Arguably the most famous part of Madagascar, its contrasting rainforest, endemic spiny forest and alien-looking cactus ridden landscapes frequently featured in nature programmes and the like, South Madagascar is a place that elephant bird eggs can be found, where locusts swarm in their millions, and where the Mahavy tribe reside, known for their intricate, enormous tombs, which they build in honour of their dead chief.
Of all the fascinating places to visit in South Madagascar, three stand out as being of special interest: Manafiafy, which is on the southeast coast, 40 miles north of Taolagnaro; Ifotaka Forest Conservancy, on the southeast of the island, by the Mandrare River; and Toliara, a small seaside town on the southwest coast
Although a small and as yet relatively undefined area, Manafiafy is a largely rainforest habitat and is subject to a monsoon climate, with rains mainly falling between November and April. Its wildlife is impressive. One of Madagascar’s main attraction is its lemurs, of which Manafiafy has five species, including the southern woolly, which was recently recognised in 2006 as being a different species from the woolly lemur. A number of reptiles, including endemic snakes and chameleons can also be viewed, and the bird life is spectacular. In addition, Manafiafy’s an excellent area from which to view the humpback whale migration, this being their breeding grounds. The best time of year to visit Manafiafy therefore is between June and November, during the dry season.
Six hours drive west of Manafiafy, Ifotaka Forest Conservancy is a fine example of a community-run conservancy, first established in 2006, following a push by the government encouraging local people to manage their local land and wildlife. It is made up of mainly gallery forest and spiny forest, houses many an endemic species, and is as an ecoregion is part of the Global 200, priority ecoregions for conservation created by WWF. The best times to visit are during the dry season between June and November.
On the other side of the coast (southwest) lies the Atsimo-Andrefana region, where the main focal point is Toliara, the region’s capital city.

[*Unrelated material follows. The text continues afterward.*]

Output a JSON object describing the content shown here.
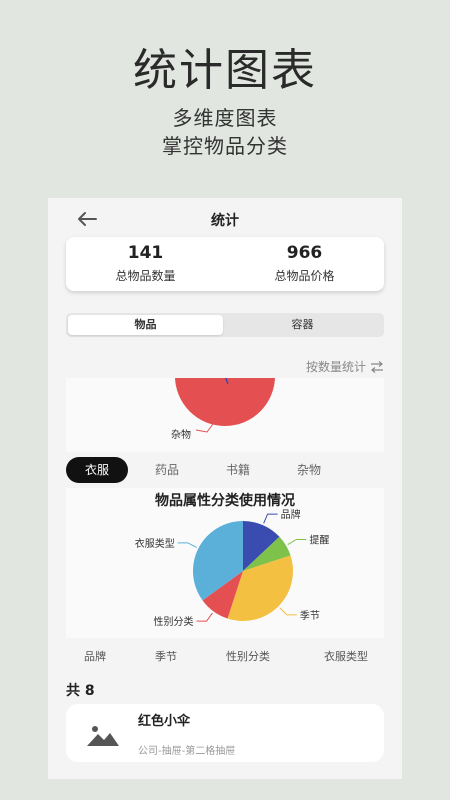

Nicknamed City of the Sun, the city and its surrounds are predominantly semi-arid, receiving less than 400mm of rain per year. With a population of 157,000, it has been subject to European settlement for hundreds of years, the first known of which were a group of 600 Portuguese sailors, shipwrecked in 1527. St Augustin became a popular port in the 16th and 17th centuries for the spice trade. Since the city of Toliara has no beach and its coastline is mainly made up of mudflats and mangroves, most travellers who end up here after a long drive on the popular RN7 route will head 22 miles south to Anakao or 17 miles north to Ifaty, both seaside towns set behind white sand and palm trees, and both prefect for relaxation at the end of a long safari.